On the Road is a weekday feature spotlighting reader photo submissions.
From the exotic to the familiar, whether you’re traveling or in your own backyard, we would love to see the world through your eyes.
During our stay on Isla Bastimentos, we took a boat trip up a sluggish river/slough to visit a large cave, home to nectar bats. As our guide paddled up the brackish slough, he pointed out various animal life. The cave was about a mile hike up a muddy trail from where we beached the boat. Once in the cave, we ventured through branching tunnels with headlamps. Wading through cold, thigh-high water, trying not to worry about what might be lurking around our ankles.
[All the following photos were taken on 18 February 2013.]
Heading up the river through lush vegetation with our guide paddling from the bow.
Sloth sighting. I also have blurry photos of giant spiders and other scary insects.
This one’s for Albatrossity, exemplifyling why I shouldn’t try to photograph birds…
Slightly better shot of a different bird. Is this a raptor of some sort with its compact body & curved beak?
Took a blurred shot of this one flying in—fortunately s/he’s posing for me here.
Ants doing ant things using a downed log as an expressway.
Another tiny red frog along the trail.
Headed back out, between banks lined with gigantic ferns.
So green and lush, and thank you for the cute little frog and (leaf cutter?) ants and not the giant terrifying insects.
Thanks for the trip, and your self deprecating humor.
Please, please, please tell me this is part 1 of? I have got to see the giant bats or the cave! The description of the inside is stuff of nightmares for me but I don’t mind living vicariously through you. I love your writing, thank you for sharing.
Mike S (Now with a Democratic Congressperson!)
Very interesting. I like Panama and birding in the tropics, but I don’t think I would have agreed to do the wet cave thing. The bird in the 3rd pic appears to be a Montezima’s Oropendula. The raptor I can’t tell much about, The heron is an Immature little-blue heron.
Thanks for sharing and writing about this adventure!

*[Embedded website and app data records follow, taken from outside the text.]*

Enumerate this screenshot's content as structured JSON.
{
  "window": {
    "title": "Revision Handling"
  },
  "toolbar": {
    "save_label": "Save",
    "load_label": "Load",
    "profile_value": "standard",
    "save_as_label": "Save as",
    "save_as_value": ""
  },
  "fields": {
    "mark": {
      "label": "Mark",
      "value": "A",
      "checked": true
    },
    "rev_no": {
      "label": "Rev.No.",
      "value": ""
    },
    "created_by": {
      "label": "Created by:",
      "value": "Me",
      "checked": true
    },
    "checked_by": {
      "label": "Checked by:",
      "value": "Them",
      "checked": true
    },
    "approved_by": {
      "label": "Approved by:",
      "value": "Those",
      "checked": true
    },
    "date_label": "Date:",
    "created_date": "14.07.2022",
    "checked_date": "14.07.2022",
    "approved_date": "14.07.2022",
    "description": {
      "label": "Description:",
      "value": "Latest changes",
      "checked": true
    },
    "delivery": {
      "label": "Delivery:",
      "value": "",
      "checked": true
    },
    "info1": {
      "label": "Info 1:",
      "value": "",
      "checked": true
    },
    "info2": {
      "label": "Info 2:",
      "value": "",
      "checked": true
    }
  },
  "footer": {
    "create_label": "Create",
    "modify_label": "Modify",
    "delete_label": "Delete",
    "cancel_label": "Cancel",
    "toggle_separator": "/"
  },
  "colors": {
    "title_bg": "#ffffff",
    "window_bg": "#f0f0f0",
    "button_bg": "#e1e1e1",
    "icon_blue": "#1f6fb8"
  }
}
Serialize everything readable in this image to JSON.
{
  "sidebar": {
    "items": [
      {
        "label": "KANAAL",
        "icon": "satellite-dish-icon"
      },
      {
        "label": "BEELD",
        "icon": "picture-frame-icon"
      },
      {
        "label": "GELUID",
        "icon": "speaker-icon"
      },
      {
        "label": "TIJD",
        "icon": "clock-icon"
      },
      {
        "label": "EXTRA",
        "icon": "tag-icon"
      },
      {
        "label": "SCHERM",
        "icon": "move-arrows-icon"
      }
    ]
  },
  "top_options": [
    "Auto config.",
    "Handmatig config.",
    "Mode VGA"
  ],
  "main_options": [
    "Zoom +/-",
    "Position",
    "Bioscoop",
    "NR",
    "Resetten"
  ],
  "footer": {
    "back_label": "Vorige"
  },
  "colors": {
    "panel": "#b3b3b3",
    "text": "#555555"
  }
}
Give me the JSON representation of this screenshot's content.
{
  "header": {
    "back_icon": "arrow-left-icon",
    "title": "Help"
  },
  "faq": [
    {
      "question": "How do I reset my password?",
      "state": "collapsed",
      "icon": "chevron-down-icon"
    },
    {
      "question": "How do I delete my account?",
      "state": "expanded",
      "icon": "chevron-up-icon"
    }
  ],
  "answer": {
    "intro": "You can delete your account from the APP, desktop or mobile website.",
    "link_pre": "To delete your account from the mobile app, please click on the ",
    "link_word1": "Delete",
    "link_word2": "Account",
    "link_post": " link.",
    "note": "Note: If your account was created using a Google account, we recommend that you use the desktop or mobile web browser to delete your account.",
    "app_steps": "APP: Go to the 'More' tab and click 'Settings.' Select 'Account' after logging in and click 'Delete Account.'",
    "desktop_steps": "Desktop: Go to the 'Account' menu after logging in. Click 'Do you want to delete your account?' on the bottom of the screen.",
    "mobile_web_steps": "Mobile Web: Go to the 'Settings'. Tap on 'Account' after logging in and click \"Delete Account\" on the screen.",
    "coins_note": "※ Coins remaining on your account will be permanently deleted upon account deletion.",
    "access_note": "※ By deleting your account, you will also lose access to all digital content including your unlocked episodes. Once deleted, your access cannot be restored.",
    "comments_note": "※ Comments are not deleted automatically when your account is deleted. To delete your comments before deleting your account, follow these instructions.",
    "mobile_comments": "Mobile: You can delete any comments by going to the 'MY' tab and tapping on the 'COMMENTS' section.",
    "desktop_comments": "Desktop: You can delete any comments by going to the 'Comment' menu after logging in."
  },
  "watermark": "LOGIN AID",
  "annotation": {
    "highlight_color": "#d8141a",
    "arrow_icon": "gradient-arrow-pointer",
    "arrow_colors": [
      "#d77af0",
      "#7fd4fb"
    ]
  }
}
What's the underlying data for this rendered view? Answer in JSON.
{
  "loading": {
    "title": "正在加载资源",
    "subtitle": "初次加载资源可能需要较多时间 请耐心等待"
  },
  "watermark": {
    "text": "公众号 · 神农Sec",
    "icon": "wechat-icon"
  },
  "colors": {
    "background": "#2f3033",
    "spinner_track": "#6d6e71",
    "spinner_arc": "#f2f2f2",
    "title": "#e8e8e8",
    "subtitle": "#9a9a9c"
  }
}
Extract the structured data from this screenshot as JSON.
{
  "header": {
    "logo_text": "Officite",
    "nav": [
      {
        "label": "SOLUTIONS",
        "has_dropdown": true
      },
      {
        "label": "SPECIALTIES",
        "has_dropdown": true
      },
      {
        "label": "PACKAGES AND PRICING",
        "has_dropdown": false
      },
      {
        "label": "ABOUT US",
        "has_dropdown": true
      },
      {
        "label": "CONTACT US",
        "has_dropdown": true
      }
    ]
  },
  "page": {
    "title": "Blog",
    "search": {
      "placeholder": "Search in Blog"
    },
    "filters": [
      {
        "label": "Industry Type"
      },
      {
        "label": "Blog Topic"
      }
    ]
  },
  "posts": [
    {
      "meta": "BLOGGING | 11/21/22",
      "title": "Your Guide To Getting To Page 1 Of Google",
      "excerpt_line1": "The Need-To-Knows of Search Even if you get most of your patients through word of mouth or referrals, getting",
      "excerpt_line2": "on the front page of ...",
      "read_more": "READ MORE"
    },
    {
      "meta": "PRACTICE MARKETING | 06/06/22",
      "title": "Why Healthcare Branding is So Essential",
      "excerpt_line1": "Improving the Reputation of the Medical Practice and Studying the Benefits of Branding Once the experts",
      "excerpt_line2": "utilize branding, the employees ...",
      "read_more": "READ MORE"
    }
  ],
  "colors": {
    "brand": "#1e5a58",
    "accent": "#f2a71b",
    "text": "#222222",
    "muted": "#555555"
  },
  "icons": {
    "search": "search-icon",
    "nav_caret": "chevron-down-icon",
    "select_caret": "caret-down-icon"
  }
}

@Mike S (Now with a Democratic Congressperson!): Yeah, the raptor is a tough call without the ability to embiggen the pictures here. Given the habitat I think Snail Kite would be a decent guess.
Interesting place and critters! The notion of walking through hip-deep water in a cave….better experience vicariously! This looks like the intro to a spooky movie… a.k.a. what @Laura Too said.
@Albatrossity: You can see the images bigger – or at least how they were uploaded: (right-click if you’re using a mouse and) open the image in a new window, then get rid of the dash and dimensions before the .jpg
@Laura Too: No. Alas. We weren’t set up to photograph inside the cave. Too focused on not stumbling over the rocky bottom. Sorry to tease… (We visited the cave with friends from New Mexico who have beautiful singing voices, and treated us to lovely harmonies on the way out.)
@Albatrossity: The ability to zoom is rather limited with my little field Lumix (waterproof with sluggish GPS). Alas. Birds need to be close by & posing…
Beautiful photos! So lush.
Walking along in 100 degree desert heat, we came upon an underground river inside an easy access cave opening. Young and sure, two of us got in.
It instantly felt like something was attacking me. Turns out the water was so cold it registered like an attack ahead of the realization I had to get out as fast as I could.
@BigJimSlade: Thanks! What a great tip!
Looking at the full-sized pic, you can see the white terminal band on the tail, which is consistent with an ID of Snail Kite. And the long hook on the bill is also consistent.
@Albatrossity: You can also open the photo in a new tab and then use the ctrl+ to make the page bigger.
@WaterGirl: Yeah, but the photo in that new tab is still the low-res downsized one. If you use the other method you get the image in the size it was uploaded (1920×1440 pixels, in this case). A larger image is always better for looking at details needed to ID a bird!
@Albatrossity: That makes sense.
@Albatrossity: Thanks for the Snail Kite ID! Although I’d be surprised if they find Apple Snails in this remote locations.
“The male and female Snail Kite are quite different in plumage coloration. The males are a beautiful slate gray color with a white rump patch, similar to the rump patch seen on Northern Harriers. Females are dark brown above and streaked brown below, and they also have a white rump patch as well as white beneath their throats. Both the male and female have red eyes.
In Panama, these birds even changed their behavior when a new food source was found. Historically, the Snail Kite didn’t nest in Panama, but rather migrated through the area at certain times of the year. Now kites are nesting and living year-round in Panama due to construction of the Panama Canal, creation of the associated Gatun Lake, and the introduction of Apple Snails, the Snail Kite’s main prey.”